Israel is the clear leader. In no country is vaccination against the coronavirus so comprehensive so quickly. More than a million citizens in the nine-million-inhabitant state have already received the first dose of the vaccine. This means that Israel has already vaccinated ten times as many people per capita as Great Britain, which is the fastest and most vaccinated in Europe.
From the beginning, both countries spared no expense or effort to get vaccines. Israel’s Prime Minister Benjamin Netanyahu has repeatedly called the major pharmaceutical companies personally – and according to his own account, he agreed to deliver eight million doses with Biontech-Pfizer and six million with Moderna.
It has also paid off for the vaccination companies. Israel is said to pay a higher price for the serum than other countries for fast, comprehensive delivery, according to media reports. In addition, manufacturers can speculate that the effects of a high vaccination rate will quickly become apparent in that country and that the willingness to vaccinate will increase in other countries as well.
According to surveys, vaccination skepticism is lower in the UK than in many other European countries. There, however, the government has changed its vaccination strategy due to the still high number of infections – most recently around 50,000 new infections per day. She now wants to wait three months instead of three weeks before giving the second dose in order to reach more people with the vaccinations.
According to official information, the island has a lot of vaccines: On Monday, in addition to that from Biontech-Pfizer, the vaccine from Astrazeneca was also used for the first time – and Great Britain has secured 100 million doses of this alone, although it will of course take some time until these are delivered and can be administered.
Compared to Israel and Great Britain, the vaccination rate in the European Union appears to be much slower. And the differences across the community are great: while a quarter of a million people in Germany and more than 40,000 people in Denmark, which is much smaller, are vaccinated, in France there are just a few hundred people.
The -Netherlands, on the other hand, has not even started the campaign.
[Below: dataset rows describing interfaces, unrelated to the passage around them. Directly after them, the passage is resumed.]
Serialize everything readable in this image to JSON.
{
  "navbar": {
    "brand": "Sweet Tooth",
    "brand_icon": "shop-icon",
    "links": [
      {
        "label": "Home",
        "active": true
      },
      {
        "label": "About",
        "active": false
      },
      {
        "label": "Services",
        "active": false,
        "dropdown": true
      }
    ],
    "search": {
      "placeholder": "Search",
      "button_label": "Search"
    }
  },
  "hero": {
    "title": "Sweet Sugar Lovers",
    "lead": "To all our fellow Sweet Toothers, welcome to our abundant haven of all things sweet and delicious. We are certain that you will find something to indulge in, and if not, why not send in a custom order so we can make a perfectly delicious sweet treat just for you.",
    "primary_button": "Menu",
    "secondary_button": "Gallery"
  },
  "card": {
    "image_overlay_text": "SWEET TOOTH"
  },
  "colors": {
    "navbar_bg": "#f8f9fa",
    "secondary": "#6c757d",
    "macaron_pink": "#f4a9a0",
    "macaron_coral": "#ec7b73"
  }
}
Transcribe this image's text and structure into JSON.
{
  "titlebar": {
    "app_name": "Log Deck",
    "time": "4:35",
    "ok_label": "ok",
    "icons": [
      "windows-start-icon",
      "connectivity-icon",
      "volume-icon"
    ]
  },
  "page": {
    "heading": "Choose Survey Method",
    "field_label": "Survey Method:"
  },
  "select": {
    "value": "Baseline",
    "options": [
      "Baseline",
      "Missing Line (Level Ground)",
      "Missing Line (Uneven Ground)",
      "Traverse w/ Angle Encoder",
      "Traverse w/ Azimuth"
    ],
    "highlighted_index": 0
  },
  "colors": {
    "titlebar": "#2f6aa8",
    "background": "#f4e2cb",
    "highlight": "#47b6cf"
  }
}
In Germany in particular, the debate is now taking place, fueled not least by the “ Bild” newspaper, as to whether there are enough vaccine doses and whether these are not being distributed too slowly. Health Minister Jens Spahn is therefore pushing for the vaccine to be made available more quickly. According to his concept, six instead of the previous five vaccine doses could be taken from Biontech’s bottles. That could “increase the number of available vaccine doses by up to 20 percent,” quoted the Reuters news agency from the paper. However, the EU Medicines Agency EMA would have to agree to this.
But it is precisely the EU procedure that is once again the focus of criticism. Has the EU Commission waited too long with the orders? Why didn’t she secure more vaccination doses from one manufacturer or another? Why is UK faster with approvals?
The -Commission has been increasingly confronted with these questions in recent days.
Praise to solidarity
The -answers, which she delivers via the short message service Twitter, among other things, are both a defense and praise of solidarity. On the one hand, she assures that the number of vaccines is sufficient. After all, she has ordered almost two billion cans from six manufacturers. Biontech-Pfizer has already received approval, and further deliveries are already being negotiated. Another approval is expected for the Moderna product in the next few days. But the funds would have to be produced and distributed one day, explains the commission.
Whether she could have secured more vaccine doses in the summer when the first contracts were initiated is difficult to answer in retrospect. At the time, it was not yet clear which company could deliver when. And the process for entering the market is also different from that in Great Britain. On the island, it was an emergency license that circumvented important liability issues.
On the other hand, the EU institution wanted to prevent member states from competing for the vaccine. Therefore, they urged joint action, both for procurement and for proportionate distribution, depending on the size of the population. Scenes from the spring should not be repeated when, for example, Germany annoyed other countries with a ban on the export of medical aids, which in some cases led to trucks getting stuck at border crossings.
Africa has to wait
In any case, other countries can only dream of vaccines that are available to Europeans. Around 40 percent of the comparatively cheap Astrazeneca substance is said to go to developing and emerging countries, which means that India, for example, can get its vaccination campaign going. Until now, however, African countries have clearly been left behind, and in many countries it is still impossible to foresee when vaccination can even begin.